● **Your goal**: Please restate the records that follow exactly, skipping their images.

(Items from an interface collection)
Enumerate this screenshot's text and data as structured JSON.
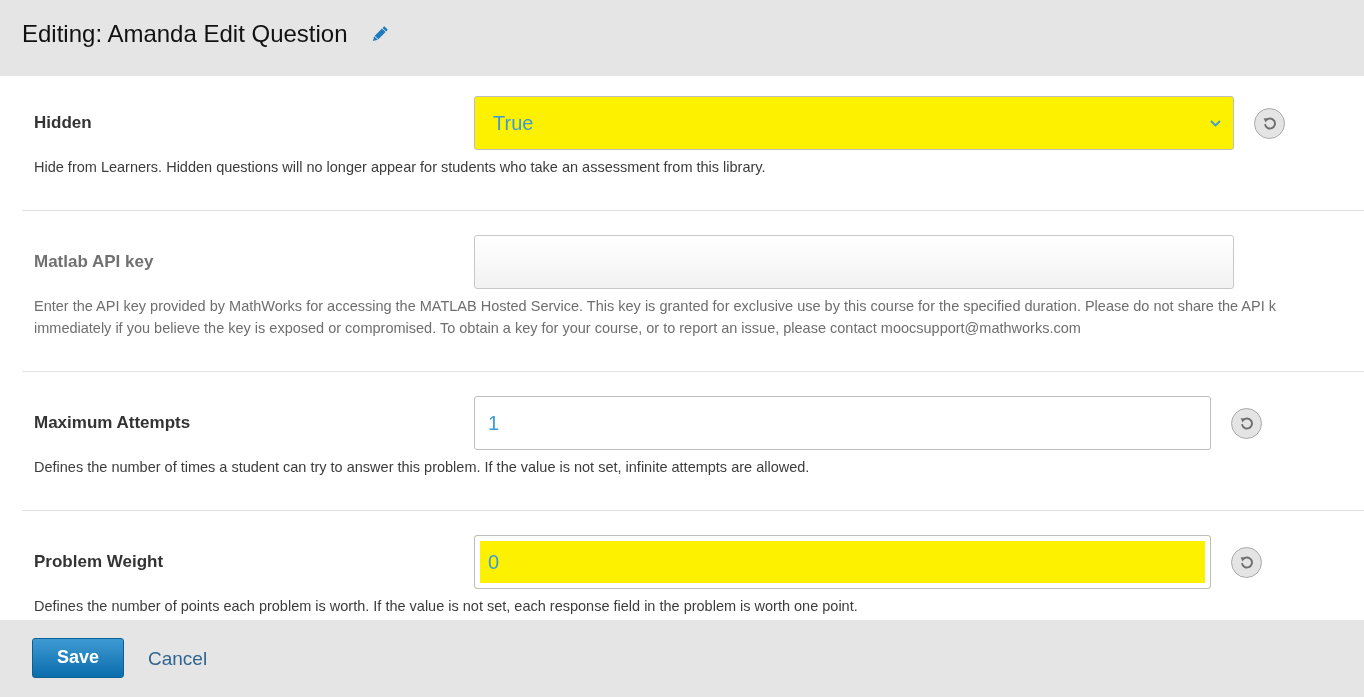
{
  "header": {
    "title": "Editing: Amanda Edit Question"
  },
  "settings": [
    {
      "label": "Hidden",
      "kind": "select",
      "value": "True",
      "is_set": true,
      "highlighted": true,
      "help": [
        "Hide from Learners. Hidden questions will no longer appear for students who take an assessment from this library."
      ]
    },
    {
      "label": "Matlab API key",
      "kind": "text",
      "is_set": false,
      "highlighted": false,
      "help": [
        "Enter the API key provided by MathWorks for accessing the MATLAB Hosted Service. This key is granted for exclusive use by this course for the specified duration. Please do not share the API k",
        "immediately if you believe the key is exposed or compromised. To obtain a key for your course, or to report an issue, please contact moocsupport@mathworks.com"
      ]
    },
    {
      "label": "Maximum Attempts",
      "kind": "text",
      "value": "1",
      "is_set": true,
      "highlighted": false,
      "help": [
        "Defines the number of times a student can try to answer this problem. If the value is not set, infinite attempts are allowed."
      ]
    },
    {
      "label": "Problem Weight",
      "kind": "text",
      "value": "0",
      "is_set": true,
      "highlighted": true,
      "help": [
        "Defines the number of points each problem is worth. If the value is not set, each response field in the problem is worth one point."
      ]
    }
  ],
  "footer": {
    "save": "Save",
    "cancel": "Cancel"
  }
}
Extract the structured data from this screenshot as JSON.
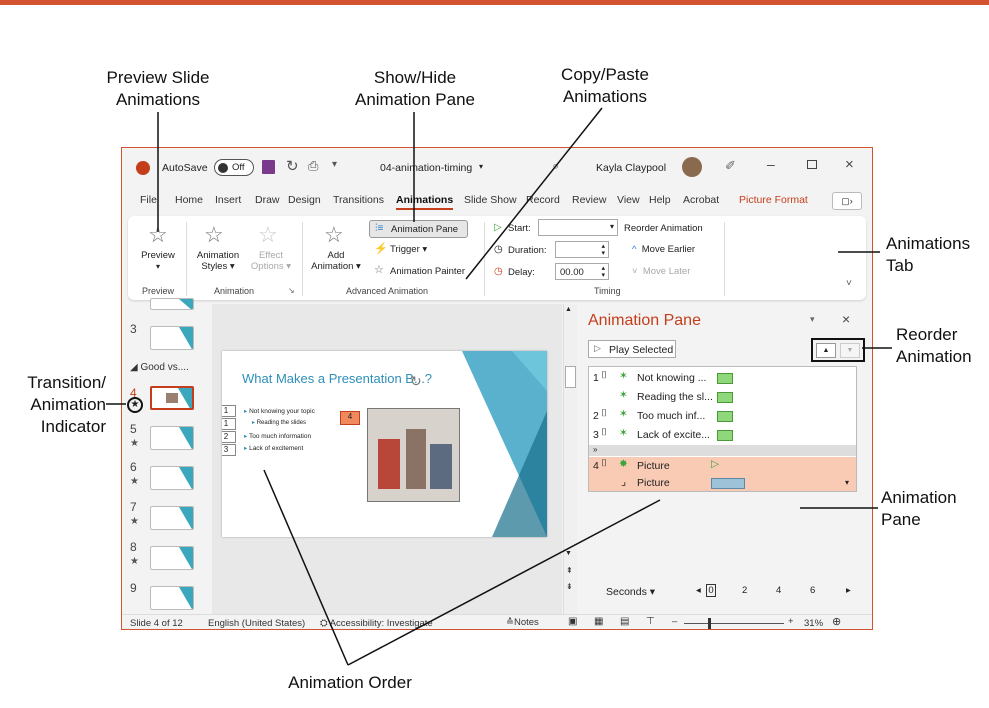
{
  "callouts": {
    "preview": "Preview Slide\nAnimations",
    "preview_l1": "Preview Slide",
    "preview_l2": "Animations",
    "showhide_l1": "Show/Hide",
    "showhide_l2": "Animation Pane",
    "copypaste_l1": "Copy/Paste",
    "copypaste_l2": "Animations",
    "animtab_l1": "Animations",
    "animtab_l2": "Tab",
    "reorder_l1": "Reorder",
    "reorder_l2": "Animation",
    "transition_l1": "Transition/",
    "transition_l2": "Animation",
    "transition_l3": "Indicator",
    "pane_l1": "Animation",
    "pane_l2": "Pane",
    "order": "Animation Order"
  },
  "titlebar": {
    "app_icon": "powerpoint-icon",
    "autosave": "AutoSave",
    "toggle": "Off",
    "filename": "04-animation-timing",
    "user": "Kayla Claypool"
  },
  "tabs": [
    "File",
    "Home",
    "Insert",
    "Draw",
    "Design",
    "Transitions",
    "Animations",
    "Slide Show",
    "Record",
    "Review",
    "View",
    "Help",
    "Acrobat",
    "Picture Format"
  ],
  "ribbon": {
    "preview": "Preview",
    "preview_group": "Preview",
    "anim_styles": "Animation",
    "anim_styles2": "Styles",
    "effect": "Effect",
    "effect2": "Options",
    "animation_group": "Animation",
    "add": "Add",
    "add2": "Animation",
    "animation_pane": "Animation Pane",
    "trigger": "Trigger",
    "painter": "Animation Painter",
    "advanced_group": "Advanced Animation",
    "start": "Start:",
    "duration": "Duration:",
    "delay": "Delay:",
    "delay_value": "00.00",
    "timing_group": "Timing",
    "reorder": "Reorder Animation",
    "move_earlier": "Move Earlier",
    "move_later": "Move Later"
  },
  "thumbs": {
    "section": "Good vs....",
    "numbers": [
      "3",
      "4",
      "5",
      "6",
      "7",
      "8",
      "9"
    ]
  },
  "slide": {
    "title": "What Makes a Presentation B...?",
    "bullets": [
      "Not knowing your topic",
      "Reading the slides",
      "Too much information",
      "Lack of excitement"
    ],
    "tags": [
      "1",
      "1",
      "2",
      "3"
    ],
    "pic_tag": "4"
  },
  "pane": {
    "title": "Animation Pane",
    "play": "Play Selected",
    "items": [
      {
        "num": "1",
        "label": "Not knowing ..."
      },
      {
        "num": "",
        "label": "Reading the sl..."
      },
      {
        "num": "2",
        "label": "Too much inf..."
      },
      {
        "num": "3",
        "label": "Lack of excite..."
      }
    ],
    "sel1_num": "4",
    "sel1_label": "Picture",
    "sel2_label": "Picture",
    "seconds": "Seconds",
    "ticks": [
      "0",
      "2",
      "4",
      "6"
    ]
  },
  "status": {
    "slide": "Slide 4 of 12",
    "lang": "English (United States)",
    "access": "Accessibility: Investigate",
    "notes": "Notes",
    "zoom": "31%"
  },
  "colors": {
    "accent": "#d35230",
    "pane_title": "#c43e1c",
    "selected": "#f9cbb5",
    "teal": "#3aa7bd"
  }
}
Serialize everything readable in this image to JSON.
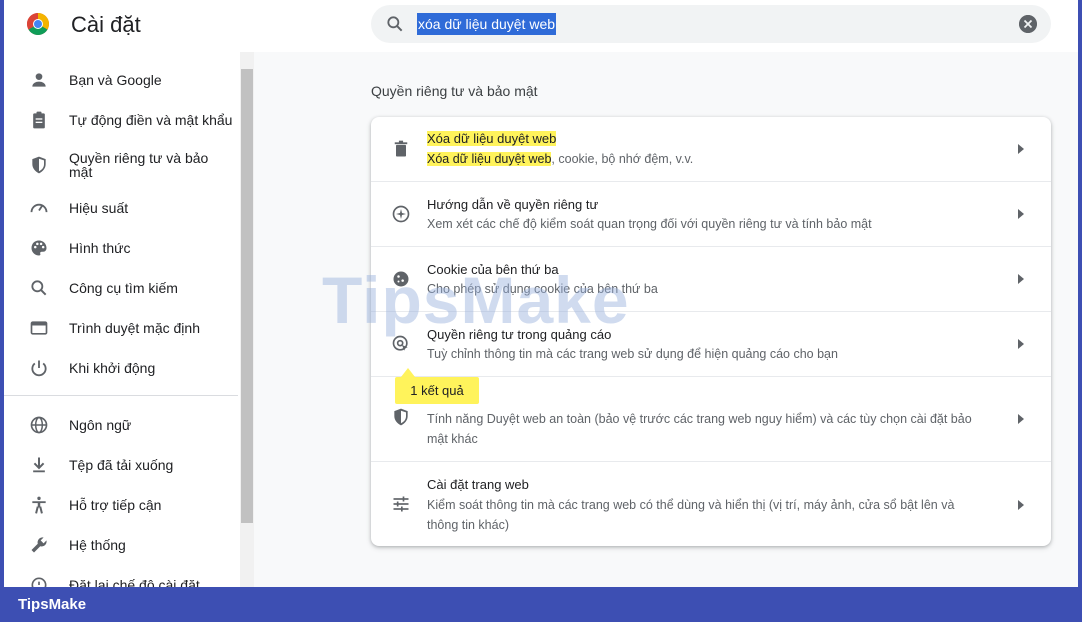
{
  "app": {
    "title": "Cài đặt"
  },
  "search": {
    "value": "xóa dữ liệu duyệt web"
  },
  "sidebar": {
    "items": [
      {
        "label": "Bạn và Google",
        "icon": "person-icon"
      },
      {
        "label": "Tự động điền và mật khẩu",
        "icon": "clipboard-icon"
      },
      {
        "label": "Quyền riêng tư và bảo mật",
        "icon": "shield-icon"
      },
      {
        "label": "Hiệu suất",
        "icon": "speedometer-icon"
      },
      {
        "label": "Hình thức",
        "icon": "palette-icon"
      },
      {
        "label": "Công cụ tìm kiếm",
        "icon": "search-icon"
      },
      {
        "label": "Trình duyệt mặc định",
        "icon": "browser-icon"
      },
      {
        "label": "Khi khởi động",
        "icon": "power-icon"
      },
      {
        "label": "Ngôn ngữ",
        "icon": "globe-icon"
      },
      {
        "label": "Tệp đã tải xuống",
        "icon": "download-icon"
      },
      {
        "label": "Hỗ trợ tiếp cận",
        "icon": "accessibility-icon"
      },
      {
        "label": "Hệ thống",
        "icon": "wrench-icon"
      },
      {
        "label": "Đặt lại chế độ cài đặt",
        "icon": "reset-icon"
      }
    ]
  },
  "main": {
    "section_title": "Quyền riêng tư và bảo mật",
    "rows": [
      {
        "title": "Xóa dữ liệu duyệt web",
        "desc_highlight": "Xóa dữ liệu duyệt web",
        "desc_rest": ", cookie, bộ nhớ đệm, v.v."
      },
      {
        "title": "Hướng dẫn về quyền riêng tư",
        "desc": "Xem xét các chế độ kiểm soát quan trọng đối với quyền riêng tư và tính bảo mật"
      },
      {
        "title": "Cookie của bên thứ ba",
        "desc": "Cho phép sử dụng cookie của bên thứ ba"
      },
      {
        "title": "Quyền riêng tư trong quảng cáo",
        "desc": "Tuỳ chỉnh thông tin mà các trang web sử dụng để hiện quảng cáo cho bạn"
      },
      {
        "desc": "Tính năng Duyệt web an toàn (bảo vệ trước các trang web nguy hiểm) và các tùy chọn cài đặt bảo mật khác"
      },
      {
        "title": "Cài đặt trang web",
        "desc": "Kiểm soát thông tin mà các trang web có thể dùng và hiển thị (vị trí, máy ảnh, cửa sổ bật lên và thông tin khác)"
      }
    ]
  },
  "tooltip": {
    "text": "1 kết quả"
  },
  "watermark": {
    "text": "TipsMake"
  },
  "brand": {
    "text": "TipsMake"
  },
  "colors": {
    "highlight": "#fff35b",
    "selection": "#2f6bd8",
    "frame": "#3d4fb3"
  }
}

● **Response box**:
Enumerate this screenshot's text and data as structured JSON.
{
  "header": {
    "title": "Editing: Amanda Edit Question"
  },
  "settings": [
    {
      "label": "Hidden",
      "kind": "select",
      "value": "True",
      "is_set": true,
      "highlighted": true,
      "help": [
        "Hide from Learners. Hidden questions will no longer appear for students who take an assessment from this library."
      ]
    },
    {
      "label": "Matlab API key",
      "kind": "text",
      "is_set": false,
      "highlighted": false,
      "help": [
        "Enter the API key provided by MathWorks for accessing the MATLAB Hosted Service. This key is granted for exclusive use by this course for the specified duration. Please do not share the API k",
        "immediately if you believe the key is exposed or compromised. To obtain a key for your course, or to report an issue, please contact moocsupport@mathworks.com"
      ]
    },
    {
      "label": "Maximum Attempts",
      "kind": "text",
      "value": "1",
      "is_set": true,
      "highlighted": false,
      "help": [
        "Defines the number of times a student can try to answer this problem. If the value is not set, infinite attempts are allowed."
      ]
    },
    {
      "label": "Problem Weight",
      "kind": "text",
      "value": "0",
      "is_set": true,
      "highlighted": true,
      "help": [
        "Defines the number of points each problem is worth. If the value is not set, each response field in the problem is worth one point."
      ]
    }
  ],
  "footer": {
    "save": "Save",
    "cancel": "Cancel"
  }
}
Extract the structured data from this screenshot as JSON.
{
  "callouts": {
    "preview": "Preview Slide\nAnimations",
    "preview_l1": "Preview Slide",
    "preview_l2": "Animations",
    "showhide_l1": "Show/Hide",
    "showhide_l2": "Animation Pane",
    "copypaste_l1": "Copy/Paste",
    "copypaste_l2": "Animations",
    "animtab_l1": "Animations",
    "animtab_l2": "Tab",
    "reorder_l1": "Reorder",
    "reorder_l2": "Animation",
    "transition_l1": "Transition/",
    "transition_l2": "Animation",
    "transition_l3": "Indicator",
    "pane_l1": "Animation",
    "pane_l2": "Pane",
    "order": "Animation Order"
  },
  "titlebar": {
    "app_icon": "powerpoint-icon",
    "autosave": "AutoSave",
    "toggle": "Off",
    "filename": "04-animation-timing",
    "user": "Kayla Claypool"
  },
  "tabs": [
    "File",
    "Home",
    "Insert",
    "Draw",
    "Design",
    "Transitions",
    "Animations",
    "Slide Show",
    "Record",
    "Review",
    "View",
    "Help",
    "Acrobat",
    "Picture Format"
  ],
  "ribbon": {
    "preview": "Preview",
    "preview_group": "Preview",
    "anim_styles": "Animation",
    "anim_styles2": "Styles",
    "effect": "Effect",
    "effect2": "Options",
    "animation_group": "Animation",
    "add": "Add",
    "add2": "Animation",
    "animation_pane": "Animation Pane",
    "trigger": "Trigger",
    "painter": "Animation Painter",
    "advanced_group": "Advanced Animation",
    "start": "Start:",
    "duration": "Duration:",
    "delay": "Delay:",
    "delay_value": "00.00",
    "timing_group": "Timing",
    "reorder": "Reorder Animation",
    "move_earlier": "Move Earlier",
    "move_later": "Move Later"
  },
  "thumbs": {
    "section": "Good vs....",
    "numbers": [
      "3",
      "4",
      "5",
      "6",
      "7",
      "8",
      "9"
    ]
  },
  "slide": {
    "title": "What Makes a Presentation B...?",
    "bullets": [
      "Not knowing your topic",
      "Reading the slides",
      "Too much information",
      "Lack of excitement"
    ],
    "tags": [
      "1",
      "1",
      "2",
      "3"
    ],
    "pic_tag": "4"
  },
  "pane": {
    "title": "Animation Pane",
    "play": "Play Selected",
    "items": [
      {
        "num": "1",
        "label": "Not knowing ..."
      },
      {
        "num": "",
        "label": "Reading the sl..."
      },
      {
        "num": "2",
        "label": "Too much inf..."
      },
      {
        "num": "3",
        "label": "Lack of excite..."
      }
    ],
    "sel1_num": "4",
    "sel1_label": "Picture",
    "sel2_label": "Picture",
    "seconds": "Seconds",
    "ticks": [
      "0",
      "2",
      "4",
      "6"
    ]
  },
  "status": {
    "slide": "Slide 4 of 12",
    "lang": "English (United States)",
    "access": "Accessibility: Investigate",
    "notes": "Notes",
    "zoom": "31%"
  },
  "colors": {
    "accent": "#d35230",
    "pane_title": "#c43e1c",
    "selected": "#f9cbb5",
    "teal": "#3aa7bd"
  }
}
Serialize everything readable in this image to JSON.
{
  "app": {
    "title": "Cài đặt"
  },
  "search": {
    "value": "xóa dữ liệu duyệt web"
  },
  "sidebar": {
    "items": [
      {
        "label": "Bạn và Google",
        "icon": "person-icon"
      },
      {
        "label": "Tự động điền và mật khẩu",
        "icon": "clipboard-icon"
      },
      {
        "label": "Quyền riêng tư và bảo mật",
        "icon": "shield-icon"
      },
      {
        "label": "Hiệu suất",
        "icon": "speedometer-icon"
      },
      {
        "label": "Hình thức",
        "icon": "palette-icon"
      },
      {
        "label": "Công cụ tìm kiếm",
        "icon": "search-icon"
      },
      {
        "label": "Trình duyệt mặc định",
        "icon": "browser-icon"
      },
      {
        "label": "Khi khởi động",
        "icon": "power-icon"
      },
      {
        "label": "Ngôn ngữ",
        "icon": "globe-icon"
      },
      {
        "label": "Tệp đã tải xuống",
        "icon": "download-icon"
      },
      {
        "label": "Hỗ trợ tiếp cận",
        "icon": "accessibility-icon"
      },
      {
        "label": "Hệ thống",
        "icon": "wrench-icon"
      },
      {
        "label": "Đặt lại chế độ cài đặt",
        "icon": "reset-icon"
      }
    ]
  },
  "main": {
    "section_title": "Quyền riêng tư và bảo mật",
    "rows": [
      {
        "title": "Xóa dữ liệu duyệt web",
        "desc_highlight": "Xóa dữ liệu duyệt web",
        "desc_rest": ", cookie, bộ nhớ đệm, v.v."
      },
      {
        "title": "Hướng dẫn về quyền riêng tư",
        "desc": "Xem xét các chế độ kiểm soát quan trọng đối với quyền riêng tư và tính bảo mật"
      },
      {
        "title": "Cookie của bên thứ ba",
        "desc": "Cho phép sử dụng cookie của bên thứ ba"
      },
      {
        "title": "Quyền riêng tư trong quảng cáo",
        "desc": "Tuỳ chỉnh thông tin mà các trang web sử dụng để hiện quảng cáo cho bạn"
      },
      {
        "desc": "Tính năng Duyệt web an toàn (bảo vệ trước các trang web nguy hiểm) và các tùy chọn cài đặt bảo mật khác"
      },
      {
        "title": "Cài đặt trang web",
        "desc": "Kiểm soát thông tin mà các trang web có thể dùng và hiển thị (vị trí, máy ảnh, cửa sổ bật lên và thông tin khác)"
      }
    ]
  },
  "tooltip": {
    "text": "1 kết quả"
  },
  "watermark": {
    "text": "TipsMake"
  },
  "brand": {
    "text": "TipsMake"
  },
  "colors": {
    "highlight": "#fff35b",
    "selection": "#2f6bd8",
    "frame": "#3d4fb3"
  }
}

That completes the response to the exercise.